Once the buildup is removed, you should see some noticeable improvement in the amount of water pressure flowing through your toilet when you flush.

Clear Flush Holes

Another trick is to clear the flush holes, or siphon jets, in the toilet bowl. These are usually located underneath the inside of the rim of the toilet bowl. These small holes push water from the tank down the sides of the toilet bowl to make sure all waste water flushes down the drain. Over time, the siphon jets will inevitably become blocked with mineral deposits. Clearing up the mineral deposits can provide more water pressure.

To do this, you’ll need to empty the tank and the toilet bowl. Turn off the water supply to the toilet before flushing the toilet, then watch to be sure the tank empties out. Once the tank is empty, either let the toilet bowl dry, or take a rag to the inner rim of the bowl around the flush holes. Next, take a sturdy, waterproof, duct tape and apply it over the holes. The idea is to block the holes entirely, so they don’t leak.

Once they are taped off, pour a gallon or more of white vinegar into the toilet tank. Flush the toilet and check that the tape held securely over the siphon jets. The tape should trap the white vinegar in the jets, allowing it to dissolve the mineral buildup in the holes. Let the vinegar sit for at least a half an hour, but it can stay in the toilet overnight if necessary, as long as the water supply can be left off and the toilet unused.

After the vinegar has had a chance to work, remove the tape and turn the water supply back on. Flush the toilet a few times to clear out the vinegar. The siphon jets should be cleared and the water pressure improved. You can also take a bristled bottle brush to the flush holes to gently scrub away any stubborn mineral deposits that remain. This is a quick maintenance cleaning trick that can be done once a year or so, just to keep the buildup at a minimum and your toilet in tiptop shape.

Toilet Age

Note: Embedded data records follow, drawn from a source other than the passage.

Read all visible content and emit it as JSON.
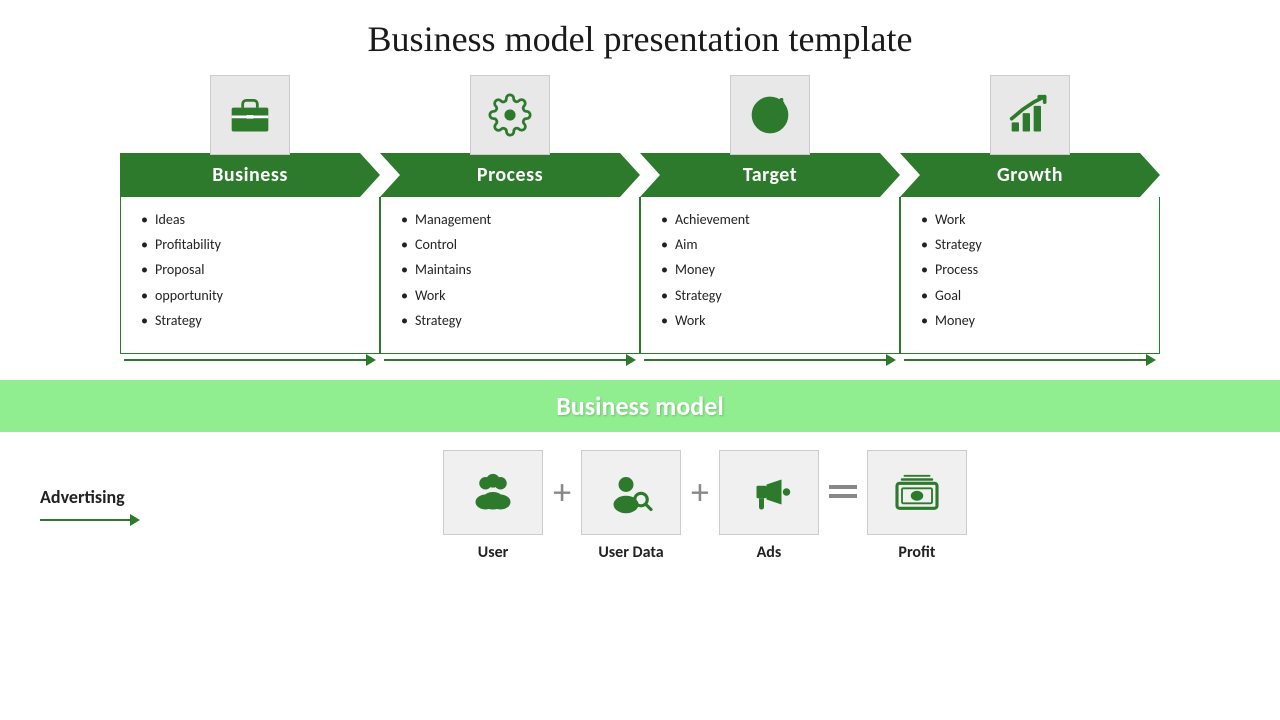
{
  "title": "Business model presentation template",
  "cards": [
    {
      "id": "business",
      "label": "Business",
      "items": [
        "Ideas",
        "Profitability",
        "Proposal",
        "opportunity",
        "Strategy"
      ]
    },
    {
      "id": "process",
      "label": "Process",
      "items": [
        "Management",
        "Control",
        "Maintains",
        "Work",
        "Strategy"
      ]
    },
    {
      "id": "target",
      "label": "Target",
      "items": [
        "Achievement",
        "Aim",
        "Money",
        "Strategy",
        "Work"
      ]
    },
    {
      "id": "growth",
      "label": "Growth",
      "items": [
        "Work",
        "Strategy",
        "Process",
        "Goal",
        "Money"
      ]
    }
  ],
  "business_model_label": "Business model",
  "advertising_label": "Advertising",
  "bottom_items": [
    {
      "id": "user",
      "label": "User"
    },
    {
      "id": "user-data",
      "label": "User Data"
    },
    {
      "id": "ads",
      "label": "Ads"
    },
    {
      "id": "profit",
      "label": "Profit"
    }
  ],
  "colors": {
    "green_dark": "#2d7a2d",
    "green_light": "#90ee90",
    "icon_bg": "#e8e8e8"
  }
}
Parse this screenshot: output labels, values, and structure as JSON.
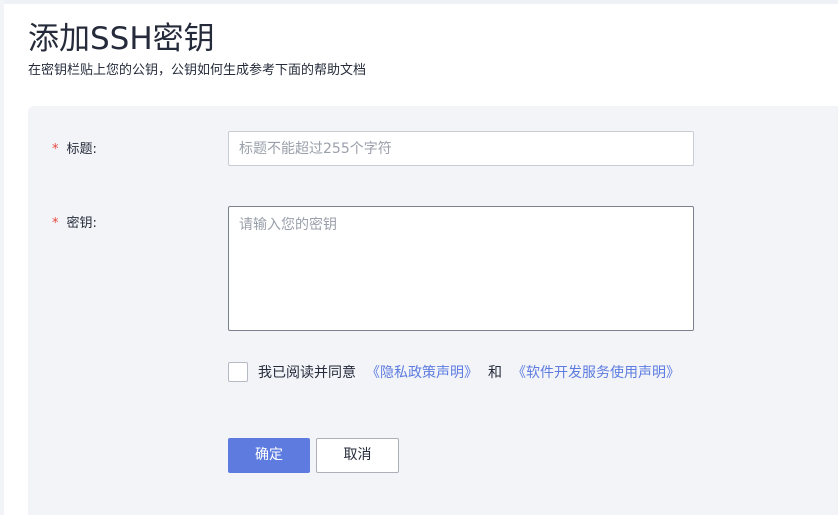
{
  "page": {
    "title": "添加SSH密钥",
    "subtitle": "在密钥栏贴上您的公钥，公钥如何生成参考下面的帮助文档"
  },
  "form": {
    "title_field": {
      "required_mark": "*",
      "label": "标题:",
      "value": "",
      "placeholder": "标题不能超过255个字符"
    },
    "key_field": {
      "required_mark": "*",
      "label": "密钥:",
      "value": "",
      "placeholder": "请输入您的密钥"
    },
    "agreement": {
      "checked": false,
      "prefix": "我已阅读并同意",
      "privacy_link": "《隐私政策声明》",
      "conjunction": "和",
      "service_link": "《软件开发服务使用声明》"
    },
    "buttons": {
      "confirm": "确定",
      "cancel": "取消"
    }
  },
  "colors": {
    "primary": "#5e7ce0",
    "required": "#e5473d",
    "panel_background": "#f2f4f8"
  }
}
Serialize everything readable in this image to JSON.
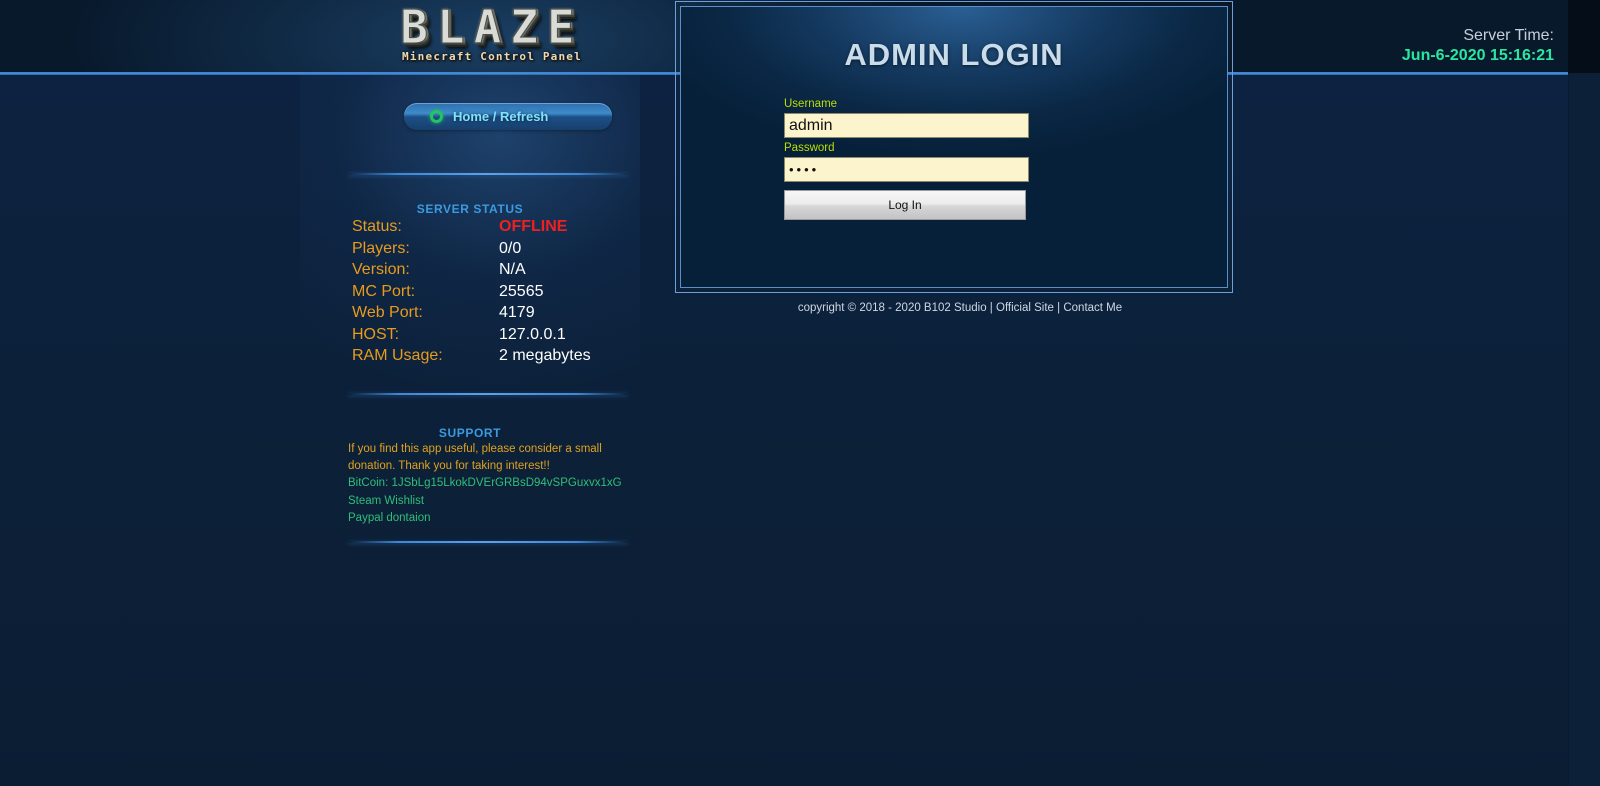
{
  "brand": {
    "logo_word": "BLAZE",
    "logo_subtitle": "Minecraft Control Panel"
  },
  "header": {
    "server_time_label": "Server Time:",
    "server_time_value": "Jun-6-2020 15:16:21"
  },
  "sidebar": {
    "nav": [
      {
        "label": "Home / Refresh",
        "icon": "green-ring-icon"
      }
    ],
    "status_section": {
      "title": "SERVER STATUS",
      "rows": [
        {
          "key": "Status:",
          "value": "OFFLINE",
          "state": "offline"
        },
        {
          "key": "Players:",
          "value": "0/0"
        },
        {
          "key": "Version:",
          "value": "N/A"
        },
        {
          "key": "MC Port:",
          "value": "25565"
        },
        {
          "key": "Web Port:",
          "value": "4179"
        },
        {
          "key": "HOST:",
          "value": "127.0.0.1"
        },
        {
          "key": "RAM Usage:",
          "value": "2 megabytes"
        }
      ]
    },
    "support_section": {
      "title": "SUPPORT",
      "note_line1": "If you find this app useful, please consider a small",
      "note_line2": "donation. Thank you for taking interest!!",
      "links": [
        {
          "label": "BitCoin: 1JSbLg15LkokDVErGRBsD94vSPGuxvx1xG"
        },
        {
          "label": "Steam Wishlist"
        },
        {
          "label": "Paypal dontaion"
        }
      ]
    }
  },
  "login": {
    "title": "ADMIN LOGIN",
    "username_label": "Username",
    "username_value": "admin",
    "username_placeholder": "",
    "password_label": "Password",
    "password_value": "••••",
    "password_placeholder": "",
    "submit_label": "Log In"
  },
  "footer": {
    "copyright": "copyright © 2018 - 2020 B102 Studio",
    "separator1": " | ",
    "official_site": "Official Site",
    "separator2": " | ",
    "contact": "Contact Me"
  },
  "colors": {
    "page_bg": "#0c2138",
    "rule_blue": "#4b8ee0",
    "accent_orange": "#e89b1c",
    "accent_green": "#2fbf7a",
    "status_offline": "#ef2020",
    "time_green": "#2ae6a0",
    "label_lime": "#b8e000",
    "input_cream": "#fcf4cc",
    "title_blue": "#3b9ae0"
  }
}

How old is your toilet? If it’s reached that 25 year mark, it may be time to look into something newer. With old toilets, the wear and tear adds up, and multiple parts can go bad over time. In the long run, if your toilet is older, it may be better to start fresh. Take the time to shop around, compare prices and features to find the best fit for your home. With a little research, you may find it more cost effective to replace your toilet than to pay for the repairs if these solutions don’t bring results.

Flushing power is important for your toilet’s smooth and reliable operation. Just because plumbing problems are bound to happen now and then doesn’t mean that you can’t take care of them yourself. If you find that your toilet is losing water pressure, these DIY tips can help you restore, and even increase, a toilet’s flush power.